→ **DATASET**:
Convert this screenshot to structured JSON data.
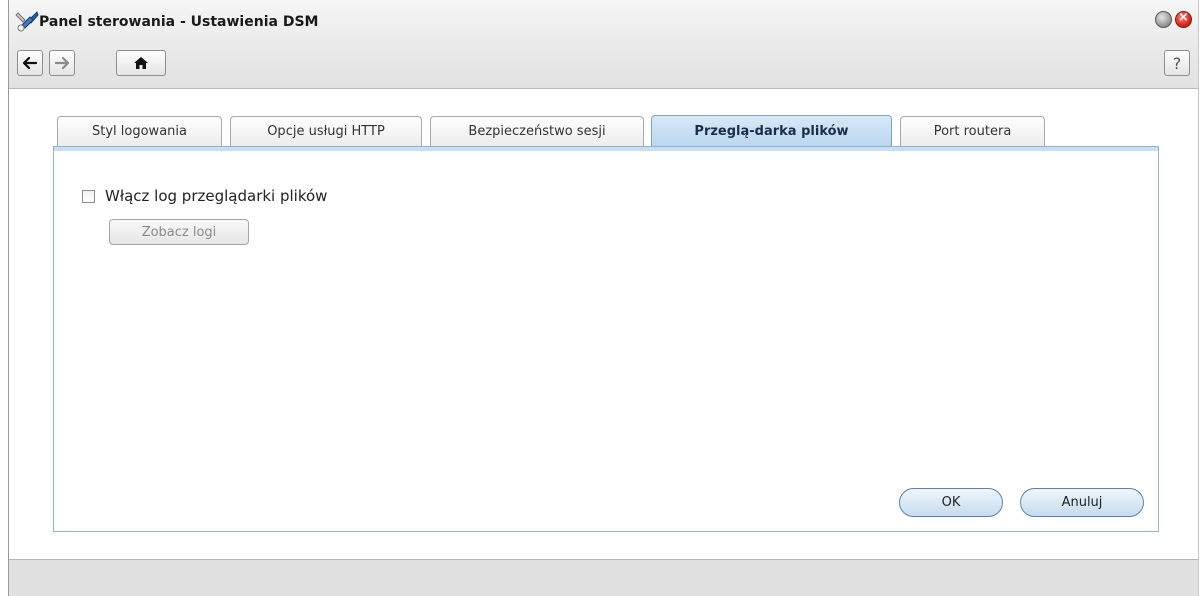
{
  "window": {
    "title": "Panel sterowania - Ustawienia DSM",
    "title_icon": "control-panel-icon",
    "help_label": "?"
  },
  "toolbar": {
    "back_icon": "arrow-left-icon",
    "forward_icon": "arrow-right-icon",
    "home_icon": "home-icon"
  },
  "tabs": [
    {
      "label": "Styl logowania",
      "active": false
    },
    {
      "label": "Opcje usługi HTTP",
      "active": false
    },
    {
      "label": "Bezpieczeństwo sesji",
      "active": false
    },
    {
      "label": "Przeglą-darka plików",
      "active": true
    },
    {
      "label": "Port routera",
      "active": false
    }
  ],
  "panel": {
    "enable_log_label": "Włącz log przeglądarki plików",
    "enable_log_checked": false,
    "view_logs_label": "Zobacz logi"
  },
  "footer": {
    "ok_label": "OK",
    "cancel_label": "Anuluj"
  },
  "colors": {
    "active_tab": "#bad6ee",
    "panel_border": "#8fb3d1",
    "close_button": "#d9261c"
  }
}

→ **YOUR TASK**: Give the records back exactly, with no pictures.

→ **RESPONSE TO THIS TASK**:
Convert this screenshot to structured JSON data.
{
  "window": {
    "title": "Panel sterowania - Ustawienia DSM",
    "title_icon": "control-panel-icon",
    "help_label": "?"
  },
  "toolbar": {
    "back_icon": "arrow-left-icon",
    "forward_icon": "arrow-right-icon",
    "home_icon": "home-icon"
  },
  "tabs": [
    {
      "label": "Styl logowania",
      "active": false
    },
    {
      "label": "Opcje usługi HTTP",
      "active": false
    },
    {
      "label": "Bezpieczeństwo sesji",
      "active": false
    },
    {
      "label": "Przeglą-darka plików",
      "active": true
    },
    {
      "label": "Port routera",
      "active": false
    }
  ],
  "panel": {
    "enable_log_label": "Włącz log przeglądarki plików",
    "enable_log_checked": false,
    "view_logs_label": "Zobacz logi"
  },
  "footer": {
    "ok_label": "OK",
    "cancel_label": "Anuluj"
  },
  "colors": {
    "active_tab": "#bad6ee",
    "panel_border": "#8fb3d1",
    "close_button": "#d9261c"
  }
}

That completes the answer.